PROVIDED DATA: Begin

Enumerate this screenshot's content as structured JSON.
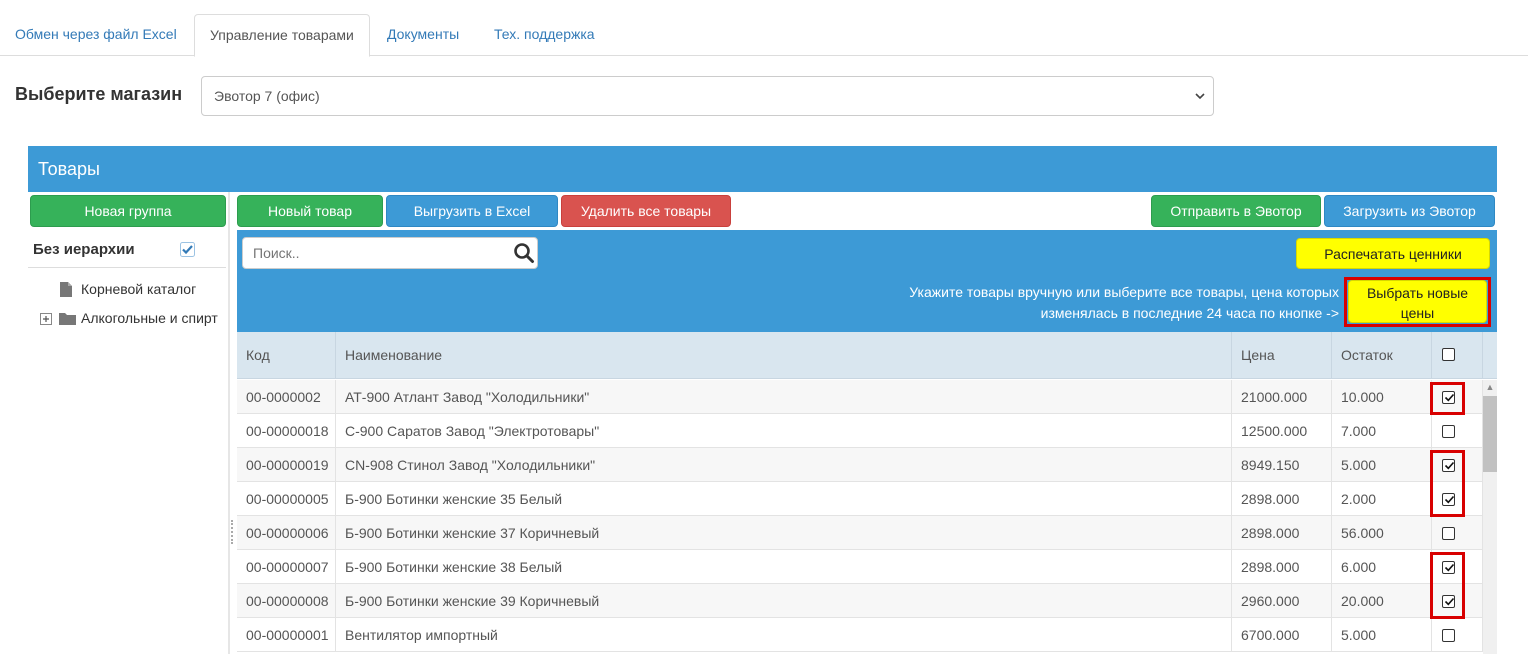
{
  "tabs": [
    {
      "label": "Обмен через файл Excel"
    },
    {
      "label": "Управление товарами"
    },
    {
      "label": "Документы"
    },
    {
      "label": "Тех. поддержка"
    }
  ],
  "store": {
    "label": "Выберите магазин",
    "selected": "Эвотор 7 (офис)"
  },
  "panel": {
    "title": "Товары"
  },
  "sidebar": {
    "new_group_label": "Новая группа",
    "no_hierarchy_label": "Без иерархии",
    "no_hierarchy_checked": true,
    "items": [
      {
        "label": "Корневой каталог",
        "icon": "file-icon"
      },
      {
        "label": "Алкогольные и спирт",
        "icon": "folder-icon",
        "expander": "⊞"
      }
    ]
  },
  "toolbar": {
    "new_item": "Новый товар",
    "export_excel": "Выгрузить в Excel",
    "delete_all": "Удалить все товары",
    "send_evotor": "Отправить в Эвотор",
    "load_evotor": "Загрузить из Эвотор"
  },
  "search": {
    "placeholder": "Поиск.."
  },
  "print_button": "Распечатать ценники",
  "hint": {
    "line1": "Укажите товары вручную или выберите все товары, цена которых",
    "line2": "изменялась в последние 24 часа по кнопке ->"
  },
  "select_new_prices_button": {
    "line1": "Выбрать новые",
    "line2": "цены"
  },
  "table": {
    "columns": [
      "Код",
      "Наименование",
      "Цена",
      "Остаток"
    ],
    "rows": [
      {
        "code": "00-0000002",
        "name": "АТ-900 Атлант Завод \"Холодильники\"",
        "price": "21000.000",
        "stock": "10.000",
        "checked": true
      },
      {
        "code": "00-00000018",
        "name": "С-900 Саратов Завод \"Электротовары\"",
        "price": "12500.000",
        "stock": "7.000",
        "checked": false
      },
      {
        "code": "00-00000019",
        "name": "CN-908 Стинол Завод \"Холодильники\"",
        "price": "8949.150",
        "stock": "5.000",
        "checked": true
      },
      {
        "code": "00-00000005",
        "name": "Б-900 Ботинки женские 35 Белый",
        "price": "2898.000",
        "stock": "2.000",
        "checked": true
      },
      {
        "code": "00-00000006",
        "name": "Б-900 Ботинки женские 37 Коричневый",
        "price": "2898.000",
        "stock": "56.000",
        "checked": false
      },
      {
        "code": "00-00000007",
        "name": "Б-900 Ботинки женские 38 Белый",
        "price": "2898.000",
        "stock": "6.000",
        "checked": true
      },
      {
        "code": "00-00000008",
        "name": "Б-900 Ботинки женские 39 Коричневый",
        "price": "2960.000",
        "stock": "20.000",
        "checked": true
      },
      {
        "code": "00-00000001",
        "name": "Вентилятор импортный",
        "price": "6700.000",
        "stock": "5.000",
        "checked": false
      }
    ]
  },
  "colors": {
    "primary": "#3d9ad6",
    "success": "#36b25a",
    "danger": "#d9534f",
    "highlight": "#ffff00",
    "annotation": "#d80000"
  }
}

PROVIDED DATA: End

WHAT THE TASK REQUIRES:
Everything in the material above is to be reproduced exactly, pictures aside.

EXPECTED ANSWER:
Enumerate this screenshot's content as structured JSON.
{
  "tabs": [
    {
      "label": "Обмен через файл Excel"
    },
    {
      "label": "Управление товарами"
    },
    {
      "label": "Документы"
    },
    {
      "label": "Тех. поддержка"
    }
  ],
  "store": {
    "label": "Выберите магазин",
    "selected": "Эвотор 7 (офис)"
  },
  "panel": {
    "title": "Товары"
  },
  "sidebar": {
    "new_group_label": "Новая группа",
    "no_hierarchy_label": "Без иерархии",
    "no_hierarchy_checked": true,
    "items": [
      {
        "label": "Корневой каталог",
        "icon": "file-icon"
      },
      {
        "label": "Алкогольные и спирт",
        "icon": "folder-icon",
        "expander": "⊞"
      }
    ]
  },
  "toolbar": {
    "new_item": "Новый товар",
    "export_excel": "Выгрузить в Excel",
    "delete_all": "Удалить все товары",
    "send_evotor": "Отправить в Эвотор",
    "load_evotor": "Загрузить из Эвотор"
  },
  "search": {
    "placeholder": "Поиск.."
  },
  "print_button": "Распечатать ценники",
  "hint": {
    "line1": "Укажите товары вручную или выберите все товары, цена которых",
    "line2": "изменялась в последние 24 часа по кнопке ->"
  },
  "select_new_prices_button": {
    "line1": "Выбрать новые",
    "line2": "цены"
  },
  "table": {
    "columns": [
      "Код",
      "Наименование",
      "Цена",
      "Остаток"
    ],
    "rows": [
      {
        "code": "00-0000002",
        "name": "АТ-900 Атлант Завод \"Холодильники\"",
        "price": "21000.000",
        "stock": "10.000",
        "checked": true
      },
      {
        "code": "00-00000018",
        "name": "С-900 Саратов Завод \"Электротовары\"",
        "price": "12500.000",
        "stock": "7.000",
        "checked": false
      },
      {
        "code": "00-00000019",
        "name": "CN-908 Стинол Завод \"Холодильники\"",
        "price": "8949.150",
        "stock": "5.000",
        "checked": true
      },
      {
        "code": "00-00000005",
        "name": "Б-900 Ботинки женские 35 Белый",
        "price": "2898.000",
        "stock": "2.000",
        "checked": true
      },
      {
        "code": "00-00000006",
        "name": "Б-900 Ботинки женские 37 Коричневый",
        "price": "2898.000",
        "stock": "56.000",
        "checked": false
      },
      {
        "code": "00-00000007",
        "name": "Б-900 Ботинки женские 38 Белый",
        "price": "2898.000",
        "stock": "6.000",
        "checked": true
      },
      {
        "code": "00-00000008",
        "name": "Б-900 Ботинки женские 39 Коричневый",
        "price": "2960.000",
        "stock": "20.000",
        "checked": true
      },
      {
        "code": "00-00000001",
        "name": "Вентилятор импортный",
        "price": "6700.000",
        "stock": "5.000",
        "checked": false
      }
    ]
  },
  "colors": {
    "primary": "#3d9ad6",
    "success": "#36b25a",
    "danger": "#d9534f",
    "highlight": "#ffff00",
    "annotation": "#d80000"
  }
}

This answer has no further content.